Cass' report does not contain even a hint of rancor, just a generous open-mindedness and empathy for all involved. Time and again in her report, she returns to the young people and the parents directly involved, on all sides of the issue. She clearly spent a lot of time meeting with them. She writes, "One of the great pleasures of the review has been getting to meet and talk to so many interesting people."

The report's greatest strength is its epistemic humility. Cass is continually asking, "What do we really know?" She is carefully examining the various studies — which are of high quality, which are not. She is down in the academic weeds.

She notes that the quality of the research in this field is poor. The current treatments are "built on shaky foundations," she writes in the BMJ. Practitioners have raced ahead with therapies when we don't know what the effects will be. As Cass tells the BMJ, "I can't think of another area of pediatric care where we give young people a potentially irreversible treatment and have no idea what happens to them in adulthood."

She writes in her report, "The option to provide masculinizing/feminizing hormones from age 16 is available, but the review would recommend extreme caution." She does not issue a blanket, one-size-fits-all recommendation, but her core conclusion is this: "For most young people, a medical pathway will not be the best way to manage their gender-related distress." She realizes that this conclusion will not please many of the young people she has come to know, but this is where the evidence has taken her.

You can agree or disagree with this or that part of the report, and maybe the evidence will look different in 10 years, but I ask you to examine the integrity with which Cass did her work in such a treacherous environment.

In 1877 a British philosopher and mathematician named William Kingdon Clifford published an essay called "The Ethics of Belief." In it he argued that if a shipowner ignored evidence that his craft had problems and sent the ship to sea having convinced himself it was safe, then of course we would blame him if the ship went down and all aboard were lost.
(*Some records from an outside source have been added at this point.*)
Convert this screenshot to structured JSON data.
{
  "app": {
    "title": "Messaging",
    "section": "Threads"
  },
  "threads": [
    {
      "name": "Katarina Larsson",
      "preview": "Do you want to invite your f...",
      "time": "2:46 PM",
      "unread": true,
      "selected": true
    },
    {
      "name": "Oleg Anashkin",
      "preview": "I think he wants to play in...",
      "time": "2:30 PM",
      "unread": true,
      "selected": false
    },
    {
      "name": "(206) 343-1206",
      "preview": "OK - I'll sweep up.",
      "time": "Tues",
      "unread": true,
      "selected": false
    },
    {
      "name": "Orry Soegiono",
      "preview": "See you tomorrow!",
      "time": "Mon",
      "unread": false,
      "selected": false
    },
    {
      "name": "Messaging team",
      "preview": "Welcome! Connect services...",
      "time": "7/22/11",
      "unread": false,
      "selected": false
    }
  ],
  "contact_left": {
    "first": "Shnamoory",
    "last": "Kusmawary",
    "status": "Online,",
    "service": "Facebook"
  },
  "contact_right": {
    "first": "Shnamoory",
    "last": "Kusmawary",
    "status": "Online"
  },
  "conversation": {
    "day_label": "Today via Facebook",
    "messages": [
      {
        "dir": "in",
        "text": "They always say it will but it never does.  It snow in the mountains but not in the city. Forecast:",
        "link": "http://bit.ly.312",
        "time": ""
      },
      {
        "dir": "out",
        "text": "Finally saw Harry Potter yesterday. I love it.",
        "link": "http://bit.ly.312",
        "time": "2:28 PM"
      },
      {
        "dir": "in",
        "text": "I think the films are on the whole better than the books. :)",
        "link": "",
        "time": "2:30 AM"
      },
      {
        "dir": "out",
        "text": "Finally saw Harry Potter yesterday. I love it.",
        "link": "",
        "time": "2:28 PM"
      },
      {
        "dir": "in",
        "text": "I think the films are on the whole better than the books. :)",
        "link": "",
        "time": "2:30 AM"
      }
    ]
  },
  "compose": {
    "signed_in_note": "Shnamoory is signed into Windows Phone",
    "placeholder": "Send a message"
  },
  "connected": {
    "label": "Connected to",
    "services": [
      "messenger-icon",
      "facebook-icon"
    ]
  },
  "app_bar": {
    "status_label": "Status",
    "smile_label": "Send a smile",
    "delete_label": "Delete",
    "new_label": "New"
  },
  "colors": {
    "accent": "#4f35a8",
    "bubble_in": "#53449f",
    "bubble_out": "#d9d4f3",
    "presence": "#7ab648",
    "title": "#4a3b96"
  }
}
To have a belief is to bear responsibility, and one thus has a moral responsibility to dig arduously into the evidence, avoid ideological thinking and take into account self-serving biases.

"It is wrong always, everywhere, and for anyone, to believe anything upon insufficient evidence," Clifford wrote. A belief, he continued, is a public possession. If too many people believe things without evidence, "the danger to society is not merely that it should believe wrong things, though that is great enough; but that it should become credulous, and lose the habit of testing things and inquiring into them; for then it must sink back into savagery."

Since the Trump years, this habit of not consulting the evidence has become the underlying crisis in so many realms. People segregate into intellectually cohesive teams, which are always dumber than intellectually diverse teams. Issues are settled by intimidation, not evidence. Our natural human tendency is to be too confident in our knowledge, too quick to ignore contrary evidence. But these days it has become acceptable to luxuriate in those epistemic shortcomings, not to struggle against them. See, for example, the modern Republican Party.

Recently it's been encouraging to see cases in which the evidence has won out. Many universities have acknowledged that the SAT is a better predictor of college success than high school grades and have reinstated it. Some corporations have come to understand that while diversity, equity and inclusion are essential goals, the current programs often empirically fail to serve those goals and need to be reformed. I'm hoping that Hilary Cass is modeling a kind of behavior that will be replicated across academia, in the other professions and across the body politic more generally and thus save us from spiraling into an epistemological doom loop.

David Brooks, a New York Times Opinion columnist since 2003, writes about politics, culture and the social sciences.